WHAT THE EXERCISE ASKS:
Everything in the records below should be printed exactly, except the pictures.

START DATA RECORDS

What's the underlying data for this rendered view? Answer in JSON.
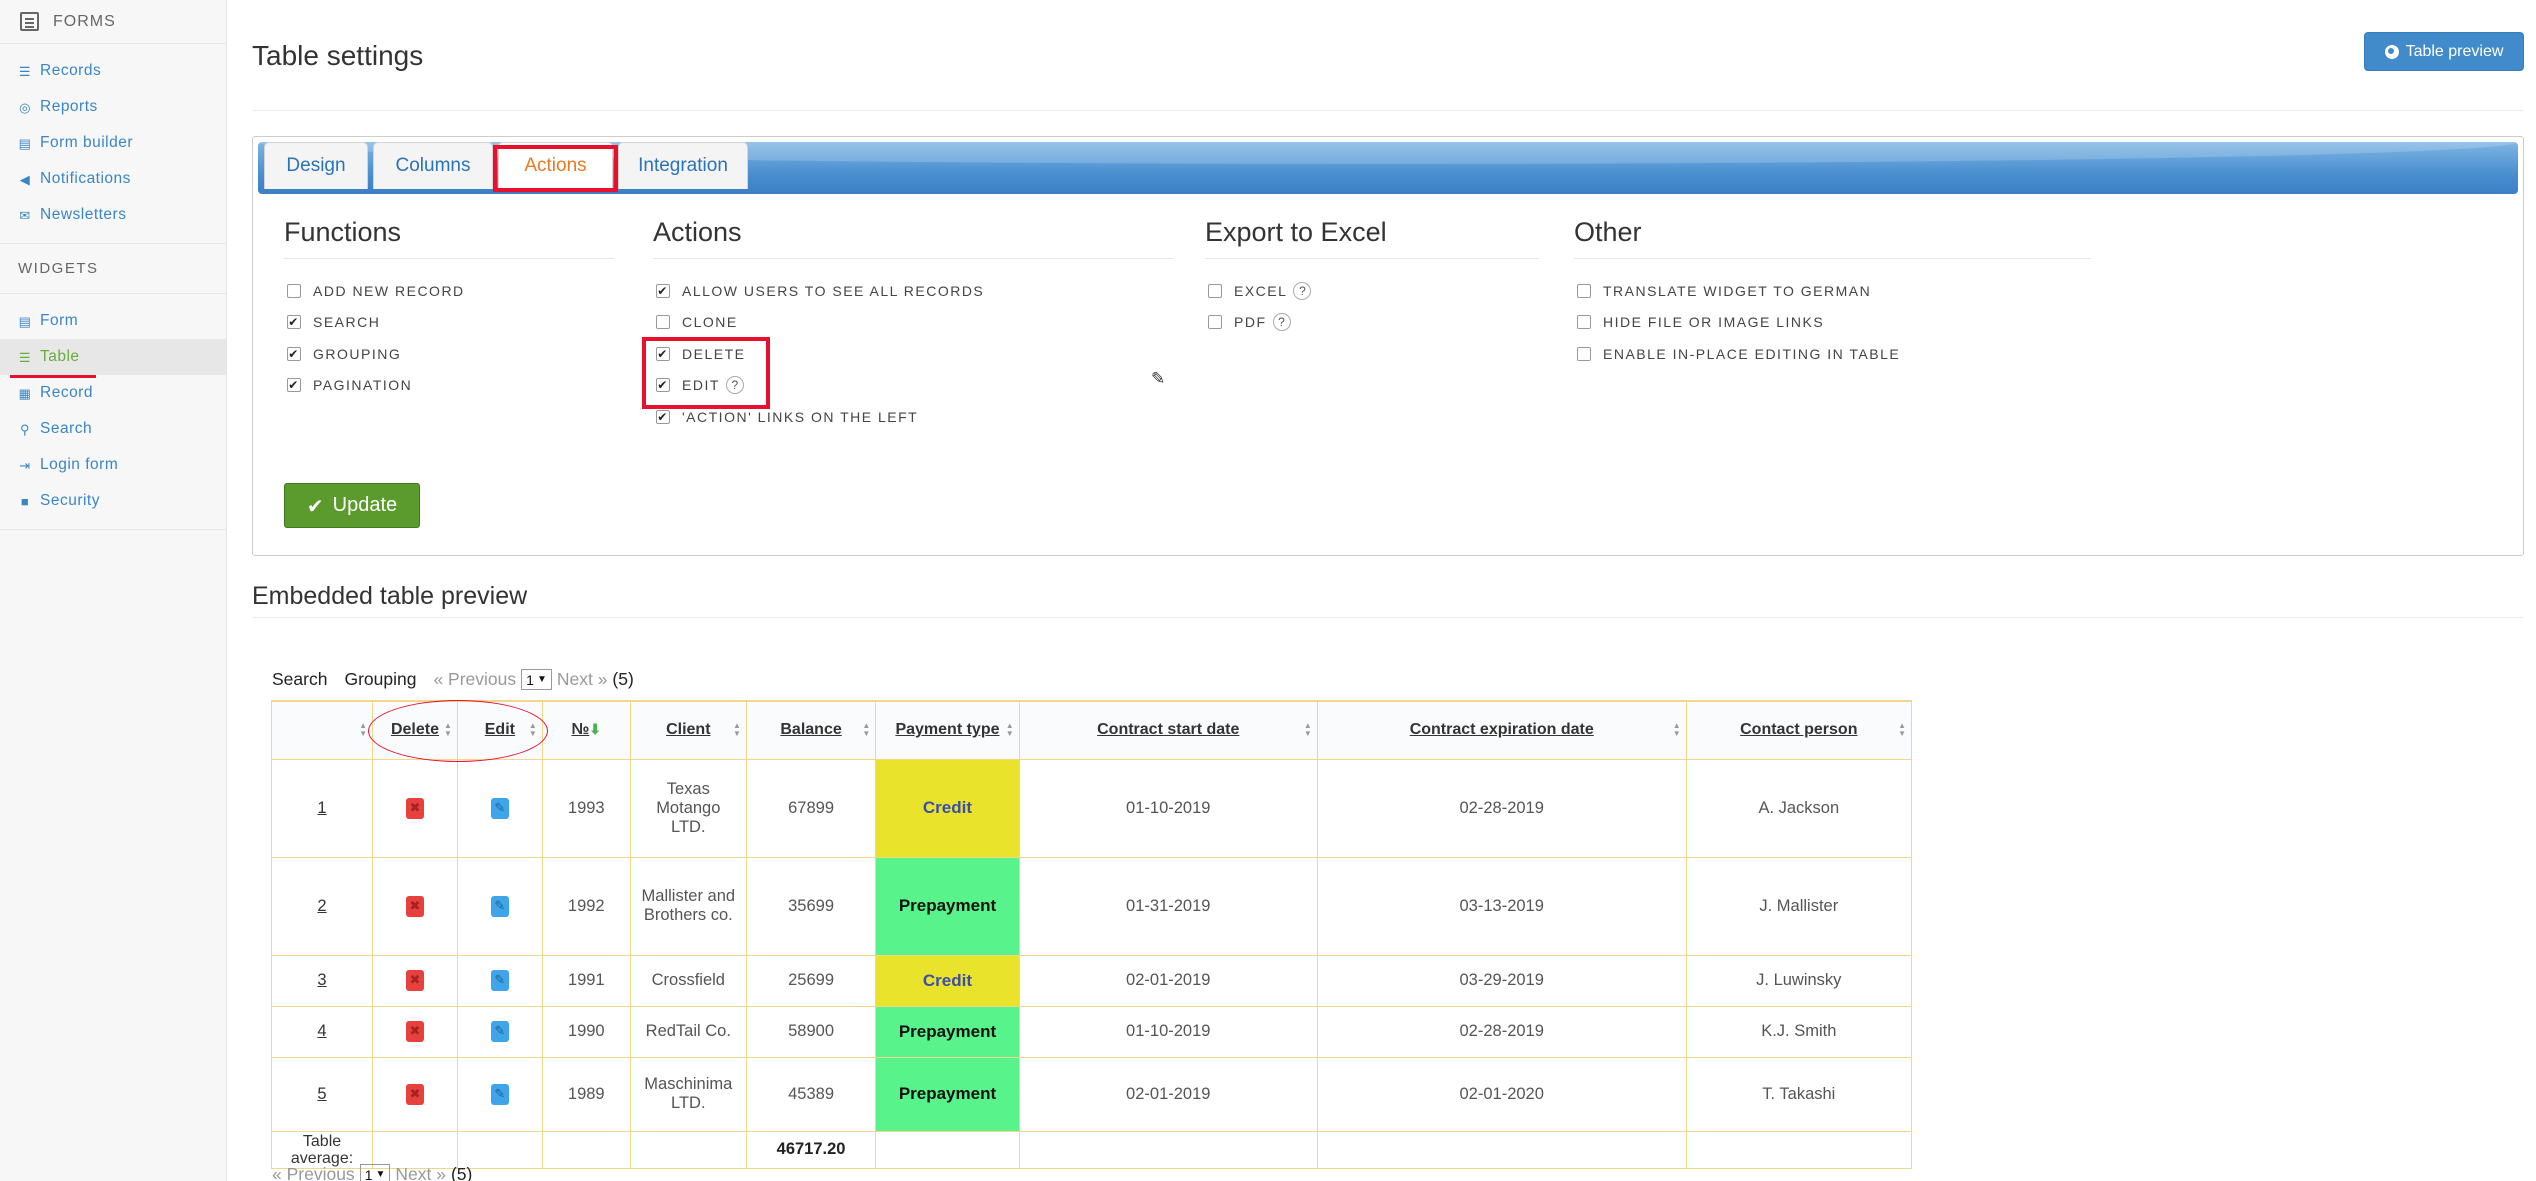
{
  "sidebar": {
    "header": "FORMS",
    "forms_items": [
      {
        "label": "Records",
        "icon": "list-icon"
      },
      {
        "label": "Reports",
        "icon": "target-icon"
      },
      {
        "label": "Form builder",
        "icon": "form-icon"
      },
      {
        "label": "Notifications",
        "icon": "bullhorn-icon"
      },
      {
        "label": "Newsletters",
        "icon": "envelope-icon"
      }
    ],
    "widgets_header": "WIDGETS",
    "widget_items": [
      {
        "label": "Form",
        "icon": "form-icon"
      },
      {
        "label": "Table",
        "icon": "list-icon",
        "active": true
      },
      {
        "label": "Record",
        "icon": "document-icon"
      },
      {
        "label": "Search",
        "icon": "search-icon"
      },
      {
        "label": "Login form",
        "icon": "login-icon"
      },
      {
        "label": "Security",
        "icon": "lock-icon"
      }
    ]
  },
  "page": {
    "title": "Table settings",
    "preview_button": "Table preview"
  },
  "tabs": [
    {
      "label": "Design"
    },
    {
      "label": "Columns"
    },
    {
      "label": "Actions",
      "active": true
    },
    {
      "label": "Integration"
    }
  ],
  "functions": {
    "title": "Functions",
    "options": [
      {
        "label": "ADD NEW RECORD",
        "checked": false
      },
      {
        "label": "SEARCH",
        "checked": true
      },
      {
        "label": "GROUPING",
        "checked": true
      },
      {
        "label": "PAGINATION",
        "checked": true
      }
    ]
  },
  "actions": {
    "title": "Actions",
    "options": [
      {
        "label": "ALLOW USERS TO SEE ALL RECORDS",
        "checked": true
      },
      {
        "label": "CLONE",
        "checked": false
      },
      {
        "label": "DELETE",
        "checked": true
      },
      {
        "label": "EDIT",
        "checked": true,
        "help": "?"
      },
      {
        "label": "'ACTION' LINKS ON THE LEFT",
        "checked": true
      }
    ]
  },
  "export": {
    "title": "Export to Excel",
    "options": [
      {
        "label": "EXCEL",
        "checked": false,
        "help": "?"
      },
      {
        "label": "PDF",
        "checked": false,
        "help": "?"
      }
    ]
  },
  "other": {
    "title": "Other",
    "options": [
      {
        "label": "TRANSLATE WIDGET TO GERMAN",
        "checked": false
      },
      {
        "label": "HIDE FILE OR IMAGE LINKS",
        "checked": false
      },
      {
        "label": "ENABLE IN-PLACE EDITING IN TABLE",
        "checked": false
      }
    ]
  },
  "update_button": "Update",
  "preview": {
    "title": "Embedded table preview",
    "search_link": "Search",
    "grouping_link": "Grouping",
    "prev": "« Previous",
    "next": "Next »",
    "page": "1",
    "count": "(5)",
    "columns": [
      "Delete",
      "Edit",
      "№",
      "Client",
      "Balance",
      "Payment type",
      "Contract start date",
      "Contract expiration date",
      "Contact person"
    ],
    "rows": [
      {
        "idx": "1",
        "no": "1993",
        "client": "Texas Motango LTD.",
        "balance": "67899",
        "payment": "Credit",
        "start": "01-10-2019",
        "end": "02-28-2019",
        "contact": "A. Jackson"
      },
      {
        "idx": "2",
        "no": "1992",
        "client": "Mallister and Brothers co.",
        "balance": "35699",
        "payment": "Prepayment",
        "start": "01-31-2019",
        "end": "03-13-2019",
        "contact": "J. Mallister"
      },
      {
        "idx": "3",
        "no": "1991",
        "client": "Crossfield",
        "balance": "25699",
        "payment": "Credit",
        "start": "02-01-2019",
        "end": "03-29-2019",
        "contact": "J. Luwinsky"
      },
      {
        "idx": "4",
        "no": "1990",
        "client": "RedTail Co.",
        "balance": "58900",
        "payment": "Prepayment",
        "start": "01-10-2019",
        "end": "02-28-2019",
        "contact": "K.J. Smith"
      },
      {
        "idx": "5",
        "no": "1989",
        "client": "Maschinima LTD.",
        "balance": "45389",
        "payment": "Prepayment",
        "start": "02-01-2019",
        "end": "02-01-2020",
        "contact": "T. Takashi"
      }
    ],
    "avg_label": "Table average:",
    "avg_value": "46717.20"
  },
  "colors": {
    "link": "#3a86c4",
    "active_green": "#6aac3c",
    "annotation_red": "#e8102d",
    "credit_bg": "#e9e32b",
    "prepayment_bg": "#58f38a",
    "update_bg": "#5b9b2d",
    "preview_btn_bg": "#428bca"
  }
}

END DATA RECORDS

ANSWER TO THIS TASK:
What's the underlying data for this rendered view? Answer in JSON.
{
  "sidebar": {
    "header": "FORMS",
    "forms_items": [
      {
        "label": "Records",
        "icon": "list-icon"
      },
      {
        "label": "Reports",
        "icon": "target-icon"
      },
      {
        "label": "Form builder",
        "icon": "form-icon"
      },
      {
        "label": "Notifications",
        "icon": "bullhorn-icon"
      },
      {
        "label": "Newsletters",
        "icon": "envelope-icon"
      }
    ],
    "widgets_header": "WIDGETS",
    "widget_items": [
      {
        "label": "Form",
        "icon": "form-icon"
      },
      {
        "label": "Table",
        "icon": "list-icon",
        "active": true
      },
      {
        "label": "Record",
        "icon": "document-icon"
      },
      {
        "label": "Search",
        "icon": "search-icon"
      },
      {
        "label": "Login form",
        "icon": "login-icon"
      },
      {
        "label": "Security",
        "icon": "lock-icon"
      }
    ]
  },
  "page": {
    "title": "Table settings",
    "preview_button": "Table preview"
  },
  "tabs": [
    {
      "label": "Design"
    },
    {
      "label": "Columns"
    },
    {
      "label": "Actions",
      "active": true
    },
    {
      "label": "Integration"
    }
  ],
  "functions": {
    "title": "Functions",
    "options": [
      {
        "label": "ADD NEW RECORD",
        "checked": false
      },
      {
        "label": "SEARCH",
        "checked": true
      },
      {
        "label": "GROUPING",
        "checked": true
      },
      {
        "label": "PAGINATION",
        "checked": true
      }
    ]
  },
  "actions": {
    "title": "Actions",
    "options": [
      {
        "label": "ALLOW USERS TO SEE ALL RECORDS",
        "checked": true
      },
      {
        "label": "CLONE",
        "checked": false
      },
      {
        "label": "DELETE",
        "checked": true
      },
      {
        "label": "EDIT",
        "checked": true,
        "help": "?"
      },
      {
        "label": "'ACTION' LINKS ON THE LEFT",
        "checked": true
      }
    ]
  },
  "export": {
    "title": "Export to Excel",
    "options": [
      {
        "label": "EXCEL",
        "checked": false,
        "help": "?"
      },
      {
        "label": "PDF",
        "checked": false,
        "help": "?"
      }
    ]
  },
  "other": {
    "title": "Other",
    "options": [
      {
        "label": "TRANSLATE WIDGET TO GERMAN",
        "checked": false
      },
      {
        "label": "HIDE FILE OR IMAGE LINKS",
        "checked": false
      },
      {
        "label": "ENABLE IN-PLACE EDITING IN TABLE",
        "checked": false
      }
    ]
  },
  "update_button": "Update",
  "preview": {
    "title": "Embedded table preview",
    "search_link": "Search",
    "grouping_link": "Grouping",
    "prev": "« Previous",
    "next": "Next »",
    "page": "1",
    "count": "(5)",
    "columns": [
      "Delete",
      "Edit",
      "№",
      "Client",
      "Balance",
      "Payment type",
      "Contract start date",
      "Contract expiration date",
      "Contact person"
    ],
    "rows": [
      {
        "idx": "1",
        "no": "1993",
        "client": "Texas Motango LTD.",
        "balance": "67899",
        "payment": "Credit",
        "start": "01-10-2019",
        "end": "02-28-2019",
        "contact": "A. Jackson"
      },
      {
        "idx": "2",
        "no": "1992",
        "client": "Mallister and Brothers co.",
        "balance": "35699",
        "payment": "Prepayment",
        "start": "01-31-2019",
        "end": "03-13-2019",
        "contact": "J. Mallister"
      },
      {
        "idx": "3",
        "no": "1991",
        "client": "Crossfield",
        "balance": "25699",
        "payment": "Credit",
        "start": "02-01-2019",
        "end": "03-29-2019",
        "contact": "J. Luwinsky"
      },
      {
        "idx": "4",
        "no": "1990",
        "client": "RedTail Co.",
        "balance": "58900",
        "payment": "Prepayment",
        "start": "01-10-2019",
        "end": "02-28-2019",
        "contact": "K.J. Smith"
      },
      {
        "idx": "5",
        "no": "1989",
        "client": "Maschinima LTD.",
        "balance": "45389",
        "payment": "Prepayment",
        "start": "02-01-2019",
        "end": "02-01-2020",
        "contact": "T. Takashi"
      }
    ],
    "avg_label": "Table average:",
    "avg_value": "46717.20"
  },
  "colors": {
    "link": "#3a86c4",
    "active_green": "#6aac3c",
    "annotation_red": "#e8102d",
    "credit_bg": "#e9e32b",
    "prepayment_bg": "#58f38a",
    "update_bg": "#5b9b2d",
    "preview_btn_bg": "#428bca"
  }
}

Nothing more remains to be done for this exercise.